MI: Bad decisions, poor oversight of public funds waste millions of dollars in a series of ... COSTLY MISTAKES (including software problems)greenspun.com : LUSENET : TimeBomb 2000 (Y2000) : One Thread
Excerpt from a lengthy story that includes pointed references to software problems:
Bad decisions, poor oversight of public funds waste millions of dollars in a series of ... COSTLY MISTAKES
Sunday, February 6, 2000 By ROB HOFFMAN and PAUL RIOUX NEWS STAFF REPORTERS
A recent rash of governmental mistakes that will cost taxpayers millions of dollars raises questions about the decision-making, fiscal management and accountability of public entities throughout Washtenaw County. The mistakes resulted in wasted tax dollars, budget cuts, higher fees and delayed improvements to public services.
A recently discovered accounting error left the Ann Arbor District Library with a $950,000 deficit; problems with Ann Arbor's utility-billing software have caused a $2.8 million revenue shortfall; and Washtenaw Community College swallowed a $2 million loss when it scrapped a new software package that wasn't working.
The city picked the new Aquilium billing-software program without going through a formal bidding process and did not test it side-by-side with the old software.

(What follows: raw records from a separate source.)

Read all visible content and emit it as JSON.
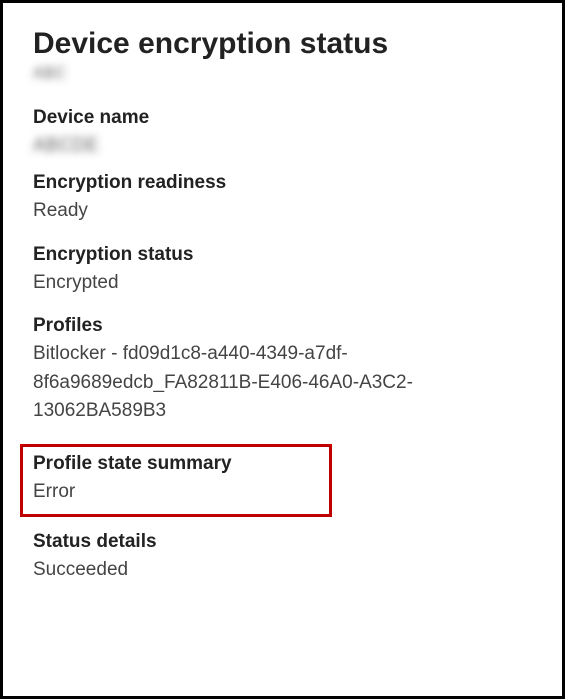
{
  "page": {
    "title": "Device encryption status",
    "subtitle_redacted": "ABC",
    "fields": {
      "device_name": {
        "label": "Device name",
        "value_redacted": "ABCDE"
      },
      "encryption_readiness": {
        "label": "Encryption readiness",
        "value": "Ready"
      },
      "encryption_status": {
        "label": "Encryption status",
        "value": "Encrypted"
      },
      "profiles": {
        "label": "Profiles",
        "value": "Bitlocker - fd09d1c8-a440-4349-a7df-8f6a9689edcb_FA82811B-E406-46A0-A3C2-13062BA589B3"
      },
      "profile_state_summary": {
        "label": "Profile state summary",
        "value": "Error"
      },
      "status_details": {
        "label": "Status details",
        "value": "Succeeded"
      }
    }
  },
  "highlight": {
    "color": "#c00000",
    "target": "profile_state_summary"
  }
}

The community college signed a contract with PeopleSoft in September 1997 with no cap on expenses or deadline for installing the software program. Costs skyrocketed and the college scrapped the program in October 1998 to cut its losses. Installation of PeopleSoft software at the University of Michigan has also caused extensive problems and cost overruns, though the university continues to use the software
-- Carl Jenkins (Somewherepress@aol.com), February 06, 2000
The community college signed a contract with PeopleSoft in September 1997 with no cap on expenses or deadline for installing the software program.
Here's the irony about this situation. Whoever had the authority to consummate the contract is not fired and yet they did a nationwide search (at a cost of thousands) to find the best candidate for the job.
This is what you get for paying your fair share (of taxes). This same scenario has been repeated all over the country.
-- Guy Daley (firstname.lastname@example.org), February 06, 2000.